» DIRECTIONS: From the listing below, pull each line that includes "this".

» INFORMATION:

<<<<

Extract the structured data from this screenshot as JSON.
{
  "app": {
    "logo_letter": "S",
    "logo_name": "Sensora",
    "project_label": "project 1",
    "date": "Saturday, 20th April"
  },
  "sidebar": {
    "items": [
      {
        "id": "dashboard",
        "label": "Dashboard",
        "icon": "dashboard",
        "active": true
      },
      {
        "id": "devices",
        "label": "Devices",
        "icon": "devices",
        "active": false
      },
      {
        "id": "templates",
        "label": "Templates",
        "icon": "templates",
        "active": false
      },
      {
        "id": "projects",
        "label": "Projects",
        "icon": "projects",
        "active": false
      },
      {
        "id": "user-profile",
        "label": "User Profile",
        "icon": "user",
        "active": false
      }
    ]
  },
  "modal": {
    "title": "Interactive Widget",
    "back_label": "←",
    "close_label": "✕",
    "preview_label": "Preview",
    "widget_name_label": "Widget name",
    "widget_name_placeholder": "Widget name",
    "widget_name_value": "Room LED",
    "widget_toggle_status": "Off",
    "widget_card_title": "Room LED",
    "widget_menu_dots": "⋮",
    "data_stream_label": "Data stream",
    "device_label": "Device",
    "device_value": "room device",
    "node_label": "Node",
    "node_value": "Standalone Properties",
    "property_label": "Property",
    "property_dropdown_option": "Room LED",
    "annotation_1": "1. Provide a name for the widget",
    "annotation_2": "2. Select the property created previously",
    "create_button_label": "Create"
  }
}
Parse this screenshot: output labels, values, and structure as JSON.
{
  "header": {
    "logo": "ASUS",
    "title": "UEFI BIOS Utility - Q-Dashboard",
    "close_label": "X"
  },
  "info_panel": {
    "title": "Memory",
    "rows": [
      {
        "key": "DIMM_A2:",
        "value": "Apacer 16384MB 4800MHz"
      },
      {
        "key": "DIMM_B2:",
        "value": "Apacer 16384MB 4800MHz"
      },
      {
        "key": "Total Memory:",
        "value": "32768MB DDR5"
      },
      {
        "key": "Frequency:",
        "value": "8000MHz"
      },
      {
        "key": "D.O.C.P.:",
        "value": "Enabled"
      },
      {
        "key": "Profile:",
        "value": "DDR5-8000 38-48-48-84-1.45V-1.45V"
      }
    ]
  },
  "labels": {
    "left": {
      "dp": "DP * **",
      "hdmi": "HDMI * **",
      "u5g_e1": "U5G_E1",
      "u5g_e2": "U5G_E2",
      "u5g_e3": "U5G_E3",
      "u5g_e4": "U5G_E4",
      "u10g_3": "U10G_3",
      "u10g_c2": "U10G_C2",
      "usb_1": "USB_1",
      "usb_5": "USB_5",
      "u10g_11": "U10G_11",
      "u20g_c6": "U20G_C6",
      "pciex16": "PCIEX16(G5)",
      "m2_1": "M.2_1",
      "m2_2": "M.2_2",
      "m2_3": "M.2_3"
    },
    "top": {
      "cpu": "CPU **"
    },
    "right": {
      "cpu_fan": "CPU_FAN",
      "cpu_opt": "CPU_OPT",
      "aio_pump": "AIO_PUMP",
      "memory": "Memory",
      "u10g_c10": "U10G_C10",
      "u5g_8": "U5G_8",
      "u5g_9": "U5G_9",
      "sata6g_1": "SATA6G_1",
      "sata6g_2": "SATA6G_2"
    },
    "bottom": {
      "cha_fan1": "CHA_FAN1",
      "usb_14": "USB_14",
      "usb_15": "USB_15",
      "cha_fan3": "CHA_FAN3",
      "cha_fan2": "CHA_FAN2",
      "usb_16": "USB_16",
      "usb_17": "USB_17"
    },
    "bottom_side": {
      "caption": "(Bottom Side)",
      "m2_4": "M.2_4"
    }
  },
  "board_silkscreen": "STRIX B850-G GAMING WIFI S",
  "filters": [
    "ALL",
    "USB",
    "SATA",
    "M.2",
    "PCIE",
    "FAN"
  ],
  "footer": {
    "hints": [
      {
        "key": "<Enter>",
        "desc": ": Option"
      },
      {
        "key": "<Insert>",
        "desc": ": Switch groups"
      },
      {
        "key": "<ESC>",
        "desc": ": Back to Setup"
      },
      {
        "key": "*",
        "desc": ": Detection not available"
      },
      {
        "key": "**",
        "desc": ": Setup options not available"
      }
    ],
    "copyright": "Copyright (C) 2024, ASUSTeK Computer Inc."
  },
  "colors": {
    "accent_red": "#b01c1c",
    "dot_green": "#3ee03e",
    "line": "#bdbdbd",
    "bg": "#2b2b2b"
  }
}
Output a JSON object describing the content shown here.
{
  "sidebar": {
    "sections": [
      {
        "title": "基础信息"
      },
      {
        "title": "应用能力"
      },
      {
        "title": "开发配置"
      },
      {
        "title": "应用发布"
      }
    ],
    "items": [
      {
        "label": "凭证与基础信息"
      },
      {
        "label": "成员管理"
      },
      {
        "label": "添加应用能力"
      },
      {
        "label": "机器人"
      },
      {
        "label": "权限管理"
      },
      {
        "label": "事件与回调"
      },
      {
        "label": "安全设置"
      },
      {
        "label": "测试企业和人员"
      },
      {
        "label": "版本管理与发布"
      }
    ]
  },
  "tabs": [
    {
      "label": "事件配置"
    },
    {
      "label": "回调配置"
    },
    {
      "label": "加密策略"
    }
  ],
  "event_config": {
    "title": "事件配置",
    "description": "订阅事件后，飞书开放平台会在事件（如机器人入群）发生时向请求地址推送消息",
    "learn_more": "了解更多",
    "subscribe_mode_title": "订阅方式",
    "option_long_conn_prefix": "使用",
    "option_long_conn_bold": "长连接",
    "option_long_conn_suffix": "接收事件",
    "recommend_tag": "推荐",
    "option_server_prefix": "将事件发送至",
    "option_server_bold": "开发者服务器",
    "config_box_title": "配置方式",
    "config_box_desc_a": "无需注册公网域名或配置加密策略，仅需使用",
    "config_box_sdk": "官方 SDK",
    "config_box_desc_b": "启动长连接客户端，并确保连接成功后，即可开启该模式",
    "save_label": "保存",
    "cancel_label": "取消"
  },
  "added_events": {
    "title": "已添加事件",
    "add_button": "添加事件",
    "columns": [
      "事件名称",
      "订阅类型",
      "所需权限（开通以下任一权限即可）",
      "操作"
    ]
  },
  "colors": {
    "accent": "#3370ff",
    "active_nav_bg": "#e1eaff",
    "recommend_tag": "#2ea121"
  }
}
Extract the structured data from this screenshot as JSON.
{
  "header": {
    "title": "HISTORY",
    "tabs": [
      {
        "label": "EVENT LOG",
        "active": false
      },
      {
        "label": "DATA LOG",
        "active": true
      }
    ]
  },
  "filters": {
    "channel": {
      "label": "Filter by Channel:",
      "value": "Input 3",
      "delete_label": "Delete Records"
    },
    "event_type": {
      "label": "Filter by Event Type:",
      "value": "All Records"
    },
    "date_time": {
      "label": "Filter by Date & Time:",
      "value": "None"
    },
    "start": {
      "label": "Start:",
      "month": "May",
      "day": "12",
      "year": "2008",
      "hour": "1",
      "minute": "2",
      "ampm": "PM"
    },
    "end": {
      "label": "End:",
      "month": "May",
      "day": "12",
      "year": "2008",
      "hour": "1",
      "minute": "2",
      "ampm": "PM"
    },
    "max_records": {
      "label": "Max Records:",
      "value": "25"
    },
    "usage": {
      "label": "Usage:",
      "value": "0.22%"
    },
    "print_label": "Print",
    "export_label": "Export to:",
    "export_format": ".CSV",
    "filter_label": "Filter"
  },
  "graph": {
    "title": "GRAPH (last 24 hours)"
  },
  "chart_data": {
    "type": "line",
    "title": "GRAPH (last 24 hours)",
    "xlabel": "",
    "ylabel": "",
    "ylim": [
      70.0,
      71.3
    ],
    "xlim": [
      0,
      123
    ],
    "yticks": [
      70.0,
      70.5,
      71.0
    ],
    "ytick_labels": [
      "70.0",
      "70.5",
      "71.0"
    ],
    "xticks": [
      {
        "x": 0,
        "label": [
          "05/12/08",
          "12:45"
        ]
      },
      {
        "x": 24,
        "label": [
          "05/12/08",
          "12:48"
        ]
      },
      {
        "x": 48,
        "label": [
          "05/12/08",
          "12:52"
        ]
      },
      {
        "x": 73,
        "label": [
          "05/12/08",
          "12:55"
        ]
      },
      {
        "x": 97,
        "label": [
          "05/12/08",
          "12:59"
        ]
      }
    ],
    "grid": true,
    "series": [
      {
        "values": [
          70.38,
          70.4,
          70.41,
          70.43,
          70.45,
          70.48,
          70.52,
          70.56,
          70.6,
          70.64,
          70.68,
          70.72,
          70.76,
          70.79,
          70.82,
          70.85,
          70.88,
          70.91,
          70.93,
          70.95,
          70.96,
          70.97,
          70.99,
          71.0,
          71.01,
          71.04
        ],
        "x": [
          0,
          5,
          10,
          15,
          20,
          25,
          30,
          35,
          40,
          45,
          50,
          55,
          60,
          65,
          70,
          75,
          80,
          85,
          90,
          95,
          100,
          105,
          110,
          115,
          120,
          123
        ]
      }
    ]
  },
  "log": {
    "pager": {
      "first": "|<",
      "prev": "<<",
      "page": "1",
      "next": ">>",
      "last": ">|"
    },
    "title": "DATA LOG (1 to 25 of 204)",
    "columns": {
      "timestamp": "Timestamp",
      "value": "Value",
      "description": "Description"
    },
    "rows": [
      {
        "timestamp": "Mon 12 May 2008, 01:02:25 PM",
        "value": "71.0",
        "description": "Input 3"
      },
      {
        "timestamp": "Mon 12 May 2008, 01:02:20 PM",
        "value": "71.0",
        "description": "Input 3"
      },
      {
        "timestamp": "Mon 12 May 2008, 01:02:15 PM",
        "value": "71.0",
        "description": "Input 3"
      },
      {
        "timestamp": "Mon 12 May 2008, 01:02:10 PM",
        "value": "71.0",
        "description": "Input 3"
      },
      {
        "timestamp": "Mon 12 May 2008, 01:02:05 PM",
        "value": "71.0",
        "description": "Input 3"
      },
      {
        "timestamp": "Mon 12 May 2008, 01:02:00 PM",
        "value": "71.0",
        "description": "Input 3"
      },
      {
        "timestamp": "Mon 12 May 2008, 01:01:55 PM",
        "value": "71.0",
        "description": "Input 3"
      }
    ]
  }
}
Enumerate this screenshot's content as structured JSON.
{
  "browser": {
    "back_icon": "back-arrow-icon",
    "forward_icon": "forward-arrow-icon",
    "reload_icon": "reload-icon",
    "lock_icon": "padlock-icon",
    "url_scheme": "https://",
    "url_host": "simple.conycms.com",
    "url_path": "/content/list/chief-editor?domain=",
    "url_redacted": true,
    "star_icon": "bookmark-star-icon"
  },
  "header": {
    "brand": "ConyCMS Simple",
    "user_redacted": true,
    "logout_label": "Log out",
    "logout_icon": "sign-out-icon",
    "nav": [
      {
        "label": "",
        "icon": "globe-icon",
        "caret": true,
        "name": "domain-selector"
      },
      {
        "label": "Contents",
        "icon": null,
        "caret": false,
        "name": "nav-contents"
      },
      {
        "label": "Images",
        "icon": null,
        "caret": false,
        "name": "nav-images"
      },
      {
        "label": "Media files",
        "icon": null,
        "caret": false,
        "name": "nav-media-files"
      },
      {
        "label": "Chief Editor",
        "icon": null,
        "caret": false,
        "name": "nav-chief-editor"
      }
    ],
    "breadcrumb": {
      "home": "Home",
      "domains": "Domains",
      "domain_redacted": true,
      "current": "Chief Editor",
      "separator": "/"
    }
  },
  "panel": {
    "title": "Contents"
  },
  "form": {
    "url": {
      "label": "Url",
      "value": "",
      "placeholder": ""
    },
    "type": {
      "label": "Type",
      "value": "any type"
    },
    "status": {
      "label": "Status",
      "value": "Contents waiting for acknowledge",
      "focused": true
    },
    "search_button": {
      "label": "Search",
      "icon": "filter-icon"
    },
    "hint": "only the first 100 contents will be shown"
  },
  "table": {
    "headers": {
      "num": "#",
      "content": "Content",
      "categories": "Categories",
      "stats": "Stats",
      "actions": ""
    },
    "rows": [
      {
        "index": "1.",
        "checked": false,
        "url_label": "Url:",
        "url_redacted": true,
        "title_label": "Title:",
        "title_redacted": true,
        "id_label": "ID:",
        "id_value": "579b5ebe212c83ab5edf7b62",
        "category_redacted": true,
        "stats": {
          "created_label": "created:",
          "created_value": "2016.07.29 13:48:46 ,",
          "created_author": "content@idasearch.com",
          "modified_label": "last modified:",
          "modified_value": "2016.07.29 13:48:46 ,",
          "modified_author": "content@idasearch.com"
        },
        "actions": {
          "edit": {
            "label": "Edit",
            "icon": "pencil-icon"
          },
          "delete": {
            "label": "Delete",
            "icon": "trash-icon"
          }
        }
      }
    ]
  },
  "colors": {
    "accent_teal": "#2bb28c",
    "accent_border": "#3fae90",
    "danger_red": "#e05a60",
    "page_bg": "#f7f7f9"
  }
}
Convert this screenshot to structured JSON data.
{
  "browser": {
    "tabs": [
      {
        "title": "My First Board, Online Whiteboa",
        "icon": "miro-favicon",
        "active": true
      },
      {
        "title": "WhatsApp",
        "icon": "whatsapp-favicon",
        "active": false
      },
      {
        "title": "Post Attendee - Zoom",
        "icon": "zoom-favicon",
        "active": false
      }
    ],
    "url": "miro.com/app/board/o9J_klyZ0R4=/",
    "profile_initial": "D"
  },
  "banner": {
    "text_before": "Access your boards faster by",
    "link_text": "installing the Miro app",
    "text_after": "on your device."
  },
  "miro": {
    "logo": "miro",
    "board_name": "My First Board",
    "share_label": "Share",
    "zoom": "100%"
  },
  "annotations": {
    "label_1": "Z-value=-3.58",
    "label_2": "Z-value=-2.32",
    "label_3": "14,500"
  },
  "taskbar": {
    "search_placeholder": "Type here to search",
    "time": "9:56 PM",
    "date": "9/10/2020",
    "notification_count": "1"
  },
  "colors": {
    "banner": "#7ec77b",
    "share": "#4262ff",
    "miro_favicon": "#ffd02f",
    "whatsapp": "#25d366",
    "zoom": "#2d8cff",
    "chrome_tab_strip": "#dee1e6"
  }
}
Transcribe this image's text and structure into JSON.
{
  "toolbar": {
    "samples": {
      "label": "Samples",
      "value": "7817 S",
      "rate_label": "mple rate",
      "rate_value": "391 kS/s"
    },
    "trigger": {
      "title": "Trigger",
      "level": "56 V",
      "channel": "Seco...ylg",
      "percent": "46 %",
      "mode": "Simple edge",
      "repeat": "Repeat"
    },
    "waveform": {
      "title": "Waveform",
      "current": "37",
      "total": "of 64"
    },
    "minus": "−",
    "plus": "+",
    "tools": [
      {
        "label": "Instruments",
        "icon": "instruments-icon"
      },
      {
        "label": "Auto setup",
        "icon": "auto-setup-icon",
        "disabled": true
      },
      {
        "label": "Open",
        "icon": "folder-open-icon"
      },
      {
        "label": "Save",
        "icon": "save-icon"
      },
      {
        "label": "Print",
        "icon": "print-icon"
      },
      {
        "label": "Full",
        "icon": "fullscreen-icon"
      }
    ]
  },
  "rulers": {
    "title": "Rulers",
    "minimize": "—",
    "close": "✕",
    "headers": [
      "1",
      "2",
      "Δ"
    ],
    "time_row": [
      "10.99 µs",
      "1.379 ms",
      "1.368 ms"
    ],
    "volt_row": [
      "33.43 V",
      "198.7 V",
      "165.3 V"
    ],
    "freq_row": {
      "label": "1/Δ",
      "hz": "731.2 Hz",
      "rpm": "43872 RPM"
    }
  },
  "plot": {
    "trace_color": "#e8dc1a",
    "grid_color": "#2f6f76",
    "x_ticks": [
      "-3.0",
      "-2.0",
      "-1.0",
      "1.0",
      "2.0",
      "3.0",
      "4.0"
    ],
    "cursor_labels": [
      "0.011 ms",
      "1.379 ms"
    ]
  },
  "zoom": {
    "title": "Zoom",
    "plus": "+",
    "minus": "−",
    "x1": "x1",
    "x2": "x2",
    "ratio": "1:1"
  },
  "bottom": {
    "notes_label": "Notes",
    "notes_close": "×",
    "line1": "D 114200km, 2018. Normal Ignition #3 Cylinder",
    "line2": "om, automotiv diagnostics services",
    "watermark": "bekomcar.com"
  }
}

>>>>

» THE ANSWER:
Extract the structured data from this screenshot as JSON.
Parse this screenshot: output labels, values, and structure as JSON.
Extract the structured data from this screenshot as JSON.
Enumerate this screenshot's content as structured JSON.
Convert this screenshot to structured JSON data.
Transcribe this image's text and structure into JSON.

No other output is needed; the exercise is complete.